### [RECORD EXCERPTS]
* * * *
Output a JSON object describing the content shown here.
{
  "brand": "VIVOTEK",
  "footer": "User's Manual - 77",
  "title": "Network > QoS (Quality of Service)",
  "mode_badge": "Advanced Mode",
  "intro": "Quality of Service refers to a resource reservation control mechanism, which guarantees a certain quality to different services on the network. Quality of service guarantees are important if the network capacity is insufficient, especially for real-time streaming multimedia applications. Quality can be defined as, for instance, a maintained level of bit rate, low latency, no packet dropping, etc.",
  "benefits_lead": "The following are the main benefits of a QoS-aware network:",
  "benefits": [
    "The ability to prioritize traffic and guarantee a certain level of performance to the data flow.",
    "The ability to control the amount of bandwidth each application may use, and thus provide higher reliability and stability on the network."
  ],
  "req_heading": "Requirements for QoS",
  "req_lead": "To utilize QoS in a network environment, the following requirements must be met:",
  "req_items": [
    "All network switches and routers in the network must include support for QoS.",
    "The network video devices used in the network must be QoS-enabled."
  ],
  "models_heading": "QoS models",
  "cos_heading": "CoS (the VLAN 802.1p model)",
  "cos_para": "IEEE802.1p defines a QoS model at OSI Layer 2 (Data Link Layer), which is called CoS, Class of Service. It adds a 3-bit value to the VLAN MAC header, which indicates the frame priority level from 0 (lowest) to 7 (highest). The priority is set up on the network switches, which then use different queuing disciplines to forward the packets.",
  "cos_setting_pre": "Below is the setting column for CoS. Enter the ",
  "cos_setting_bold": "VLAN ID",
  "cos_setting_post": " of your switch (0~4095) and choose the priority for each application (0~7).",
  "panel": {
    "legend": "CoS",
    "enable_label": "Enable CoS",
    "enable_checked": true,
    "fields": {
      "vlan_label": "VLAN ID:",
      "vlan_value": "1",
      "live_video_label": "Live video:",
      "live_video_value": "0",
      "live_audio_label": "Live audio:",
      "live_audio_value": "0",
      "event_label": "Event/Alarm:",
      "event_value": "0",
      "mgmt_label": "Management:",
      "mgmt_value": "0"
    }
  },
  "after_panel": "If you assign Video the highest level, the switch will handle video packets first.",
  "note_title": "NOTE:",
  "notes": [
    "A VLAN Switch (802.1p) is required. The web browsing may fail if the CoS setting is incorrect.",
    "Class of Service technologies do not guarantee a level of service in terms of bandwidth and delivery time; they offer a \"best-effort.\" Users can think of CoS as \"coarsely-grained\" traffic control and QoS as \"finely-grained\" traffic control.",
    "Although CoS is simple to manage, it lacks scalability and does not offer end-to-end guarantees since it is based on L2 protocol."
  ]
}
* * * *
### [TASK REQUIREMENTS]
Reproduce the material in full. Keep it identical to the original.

### [ANSWER SPACE]
Output a JSON object describing the content shown here.
{
  "brand": "VIVOTEK",
  "footer": "User's Manual - 77",
  "title": "Network > QoS (Quality of Service)",
  "mode_badge": "Advanced Mode",
  "intro": "Quality of Service refers to a resource reservation control mechanism, which guarantees a certain quality to different services on the network. Quality of service guarantees are important if the network capacity is insufficient, especially for real-time streaming multimedia applications. Quality can be defined as, for instance, a maintained level of bit rate, low latency, no packet dropping, etc.",
  "benefits_lead": "The following are the main benefits of a QoS-aware network:",
  "benefits": [
    "The ability to prioritize traffic and guarantee a certain level of performance to the data flow.",
    "The ability to control the amount of bandwidth each application may use, and thus provide higher reliability and stability on the network."
  ],
  "req_heading": "Requirements for QoS",
  "req_lead": "To utilize QoS in a network environment, the following requirements must be met:",
  "req_items": [
    "All network switches and routers in the network must include support for QoS.",
    "The network video devices used in the network must be QoS-enabled."
  ],
  "models_heading": "QoS models",
  "cos_heading": "CoS (the VLAN 802.1p model)",
  "cos_para": "IEEE802.1p defines a QoS model at OSI Layer 2 (Data Link Layer), which is called CoS, Class of Service. It adds a 3-bit value to the VLAN MAC header, which indicates the frame priority level from 0 (lowest) to 7 (highest). The priority is set up on the network switches, which then use different queuing disciplines to forward the packets.",
  "cos_setting_pre": "Below is the setting column for CoS. Enter the ",
  "cos_setting_bold": "VLAN ID",
  "cos_setting_post": " of your switch (0~4095) and choose the priority for each application (0~7).",
  "panel": {
    "legend": "CoS",
    "enable_label": "Enable CoS",
    "enable_checked": true,
    "fields": {
      "vlan_label": "VLAN ID:",
      "vlan_value": "1",
      "live_video_label": "Live video:",
      "live_video_value": "0",
      "live_audio_label": "Live audio:",
      "live_audio_value": "0",
      "event_label": "Event/Alarm:",
      "event_value": "0",
      "mgmt_label": "Management:",
      "mgmt_value": "0"
    }
  },
  "after_panel": "If you assign Video the highest level, the switch will handle video packets first.",
  "note_title": "NOTE:",
  "notes": [
    "A VLAN Switch (802.1p) is required. The web browsing may fail if the CoS setting is incorrect.",
    "Class of Service technologies do not guarantee a level of service in terms of bandwidth and delivery time; they offer a \"best-effort.\" Users can think of CoS as \"coarsely-grained\" traffic control and QoS as \"finely-grained\" traffic control.",
    "Although CoS is simple to manage, it lacks scalability and does not offer end-to-end guarantees since it is based on L2 protocol."
  ]
}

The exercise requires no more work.